“Is this the line for the Mona Lisa?” the older woman behind me asked as her husband moved up and down the snaking procession of people asking anyone who looked like an official Louvre employee if they’d actually made it to their destination.
There we stood, eyes alighting upon the gorgeous glass Pyramide du Louvre that is the iconic “You are here” sign for the magnificent museum. It was 8:52 a.m. and the line tripled, then quadrupled, then trickled well past the initial security screen and out into the rainy morning.
We had arrived, nearly ten minutes early in fact, for our 9 a.m. appointment. We’d done everything in our power to ensure such a meeting took place—bought our tickets in advance, made reservations online, left nothing to chance.
However, I. M. Pei’s architectural wonder could not convince those of us who had another sort of iconic masterpiece in mind that we’d not screwed this all up and would be stuck in a line that led to, well, not what we came to see.
It turned out that EVERYONE was in line for a visit with La Gioconda, and we’d totally done the right thing. Those of us with advance tickets and reservations for the very first slot of the day trotted right through, up the stairs, up more stairs, and then some more, and one more flight just to make sure.

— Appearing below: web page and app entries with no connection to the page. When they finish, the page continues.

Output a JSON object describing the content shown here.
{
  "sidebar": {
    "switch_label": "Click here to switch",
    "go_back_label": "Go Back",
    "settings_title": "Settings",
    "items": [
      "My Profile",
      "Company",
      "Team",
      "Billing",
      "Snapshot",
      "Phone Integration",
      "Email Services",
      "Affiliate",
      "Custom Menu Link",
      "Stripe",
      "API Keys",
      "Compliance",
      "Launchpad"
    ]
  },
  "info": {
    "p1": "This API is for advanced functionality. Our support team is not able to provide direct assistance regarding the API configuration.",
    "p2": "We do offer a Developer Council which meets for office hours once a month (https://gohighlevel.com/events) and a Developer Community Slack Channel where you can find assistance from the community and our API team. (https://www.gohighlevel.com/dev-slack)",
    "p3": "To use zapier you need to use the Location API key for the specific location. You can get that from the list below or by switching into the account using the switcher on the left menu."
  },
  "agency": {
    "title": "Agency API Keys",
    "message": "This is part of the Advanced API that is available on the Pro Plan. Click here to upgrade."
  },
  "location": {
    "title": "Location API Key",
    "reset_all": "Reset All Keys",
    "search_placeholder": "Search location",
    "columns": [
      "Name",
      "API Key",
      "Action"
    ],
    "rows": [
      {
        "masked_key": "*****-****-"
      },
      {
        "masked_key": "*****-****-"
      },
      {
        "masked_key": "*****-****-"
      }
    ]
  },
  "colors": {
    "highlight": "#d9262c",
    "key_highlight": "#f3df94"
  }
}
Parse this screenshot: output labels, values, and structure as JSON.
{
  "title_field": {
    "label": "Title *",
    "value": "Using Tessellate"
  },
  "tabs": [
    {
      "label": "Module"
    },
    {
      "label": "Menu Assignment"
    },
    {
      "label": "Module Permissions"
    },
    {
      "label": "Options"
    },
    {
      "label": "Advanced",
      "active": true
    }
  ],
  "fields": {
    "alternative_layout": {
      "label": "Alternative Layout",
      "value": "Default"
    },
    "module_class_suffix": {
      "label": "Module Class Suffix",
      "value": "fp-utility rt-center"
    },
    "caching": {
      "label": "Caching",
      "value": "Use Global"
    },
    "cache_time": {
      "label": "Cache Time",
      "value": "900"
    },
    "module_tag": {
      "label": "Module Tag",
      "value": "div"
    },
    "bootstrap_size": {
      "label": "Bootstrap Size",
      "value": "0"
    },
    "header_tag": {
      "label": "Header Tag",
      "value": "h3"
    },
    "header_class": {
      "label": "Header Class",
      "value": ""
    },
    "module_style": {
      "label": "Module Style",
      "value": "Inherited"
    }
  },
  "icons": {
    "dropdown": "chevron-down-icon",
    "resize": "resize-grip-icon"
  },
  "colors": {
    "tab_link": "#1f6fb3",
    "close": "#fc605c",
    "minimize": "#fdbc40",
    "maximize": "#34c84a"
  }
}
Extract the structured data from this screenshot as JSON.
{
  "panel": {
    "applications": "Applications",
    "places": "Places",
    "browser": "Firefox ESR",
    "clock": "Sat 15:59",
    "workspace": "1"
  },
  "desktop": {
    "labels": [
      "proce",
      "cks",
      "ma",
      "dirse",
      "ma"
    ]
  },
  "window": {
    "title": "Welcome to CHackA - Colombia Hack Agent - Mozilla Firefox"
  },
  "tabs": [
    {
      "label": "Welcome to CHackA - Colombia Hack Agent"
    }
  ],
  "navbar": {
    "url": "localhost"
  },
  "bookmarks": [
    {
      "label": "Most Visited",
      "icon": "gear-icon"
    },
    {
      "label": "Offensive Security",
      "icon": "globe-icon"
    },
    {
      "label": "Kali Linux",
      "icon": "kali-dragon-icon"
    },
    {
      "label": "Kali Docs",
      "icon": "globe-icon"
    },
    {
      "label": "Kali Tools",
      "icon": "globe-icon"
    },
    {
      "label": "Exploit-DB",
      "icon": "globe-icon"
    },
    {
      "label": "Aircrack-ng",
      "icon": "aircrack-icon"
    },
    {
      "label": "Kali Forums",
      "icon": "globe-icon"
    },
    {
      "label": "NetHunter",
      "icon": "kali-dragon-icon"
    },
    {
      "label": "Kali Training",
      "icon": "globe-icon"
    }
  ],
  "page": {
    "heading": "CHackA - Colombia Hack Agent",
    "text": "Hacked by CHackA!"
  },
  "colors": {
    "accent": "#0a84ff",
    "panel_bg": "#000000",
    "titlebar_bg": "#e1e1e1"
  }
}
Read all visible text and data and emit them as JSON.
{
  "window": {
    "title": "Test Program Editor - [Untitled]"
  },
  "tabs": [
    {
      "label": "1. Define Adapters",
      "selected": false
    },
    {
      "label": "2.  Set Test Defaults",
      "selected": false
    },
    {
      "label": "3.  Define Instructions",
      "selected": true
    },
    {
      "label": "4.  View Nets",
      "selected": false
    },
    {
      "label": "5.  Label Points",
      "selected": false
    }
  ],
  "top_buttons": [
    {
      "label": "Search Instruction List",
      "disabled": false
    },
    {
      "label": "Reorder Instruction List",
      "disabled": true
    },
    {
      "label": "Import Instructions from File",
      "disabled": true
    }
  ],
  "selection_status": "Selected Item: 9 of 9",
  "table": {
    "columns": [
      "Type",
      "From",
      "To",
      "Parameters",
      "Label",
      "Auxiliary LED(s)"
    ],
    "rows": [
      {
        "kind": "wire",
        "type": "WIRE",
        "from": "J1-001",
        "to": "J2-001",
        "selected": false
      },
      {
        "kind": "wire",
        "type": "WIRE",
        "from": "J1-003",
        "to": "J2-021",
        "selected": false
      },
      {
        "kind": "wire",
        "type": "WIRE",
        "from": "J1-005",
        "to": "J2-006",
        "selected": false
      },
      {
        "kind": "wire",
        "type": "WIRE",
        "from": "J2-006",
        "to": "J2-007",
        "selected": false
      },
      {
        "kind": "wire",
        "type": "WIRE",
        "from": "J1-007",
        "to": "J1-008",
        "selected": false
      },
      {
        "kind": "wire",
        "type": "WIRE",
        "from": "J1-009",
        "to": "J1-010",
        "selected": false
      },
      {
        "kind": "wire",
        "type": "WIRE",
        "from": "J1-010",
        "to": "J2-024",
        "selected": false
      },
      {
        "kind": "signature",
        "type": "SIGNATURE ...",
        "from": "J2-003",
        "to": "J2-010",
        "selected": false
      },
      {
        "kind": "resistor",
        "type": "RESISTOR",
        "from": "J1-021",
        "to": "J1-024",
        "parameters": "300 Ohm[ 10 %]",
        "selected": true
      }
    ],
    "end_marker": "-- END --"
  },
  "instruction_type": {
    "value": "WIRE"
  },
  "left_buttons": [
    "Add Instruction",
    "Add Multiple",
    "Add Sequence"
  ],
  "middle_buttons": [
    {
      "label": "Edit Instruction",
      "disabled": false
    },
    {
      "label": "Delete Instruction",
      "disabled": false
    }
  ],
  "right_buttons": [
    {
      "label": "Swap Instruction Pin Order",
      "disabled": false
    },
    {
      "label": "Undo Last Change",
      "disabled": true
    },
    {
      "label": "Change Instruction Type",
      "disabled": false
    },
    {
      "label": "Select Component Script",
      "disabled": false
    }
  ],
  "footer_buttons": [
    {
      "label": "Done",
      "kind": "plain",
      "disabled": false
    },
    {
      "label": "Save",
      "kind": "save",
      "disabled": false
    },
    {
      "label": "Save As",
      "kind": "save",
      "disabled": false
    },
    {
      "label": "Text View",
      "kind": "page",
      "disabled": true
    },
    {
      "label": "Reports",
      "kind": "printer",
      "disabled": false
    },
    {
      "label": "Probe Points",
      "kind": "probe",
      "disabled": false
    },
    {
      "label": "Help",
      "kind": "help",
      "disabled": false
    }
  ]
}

The museum docent that I stopped to talk to at the top of the stairs said that in half an hour those stairs would be packed with people waiting, waiting, waiting. Some might wait for three hours for a glimpse at the beauty beyond the doorway.
So, I stopped talking and scurried toward the magnificent Galerie Médicis where she stood, glassed-in, amongst some of the most spectacular paintings in the history of art.
Dwarfed by the size and absolute divinity of the 24-panel Marie de’ Medici Cycle painted by Rubens 400 years ago, there she sat, roped off, barely visible. Visitors, fifty or so at a time, were let past the ropes that kept them penned back from her as well.
With that, the stopwatch began.
That was all the time you had in her presence.
Time enough to click a selfie, take a picture or two, and then—poof—all the anticipation and work put in to stand even in her vicinity was over.
It was the most magnificent moment of my life.
No woman on this Earth is more mysterious and sought-after than the Mona Lisa. From obscurity to utter obsession, the world has latched itself upon this simple portrait. Everyone seems willing to speculate on her identity and nobody really knows who she is.
I spent far more time with her in other places—hours and hours at Clos Lucé and in da Vinci’s gardens at Amboise.
However, that one minute proved one thing to me—that this glorious goddess with whom women crave a moment and men desire with the greatest of passion is a vessel for immeasurable power.
While men wage war on the Earth, she conquers the mind. Her territory, her imperialism, lies within.
And so, Woman On The Wall seeks to explore the true identity of La Gioconda, this woman who has inexplicably captured our hearts, as she watches over the world.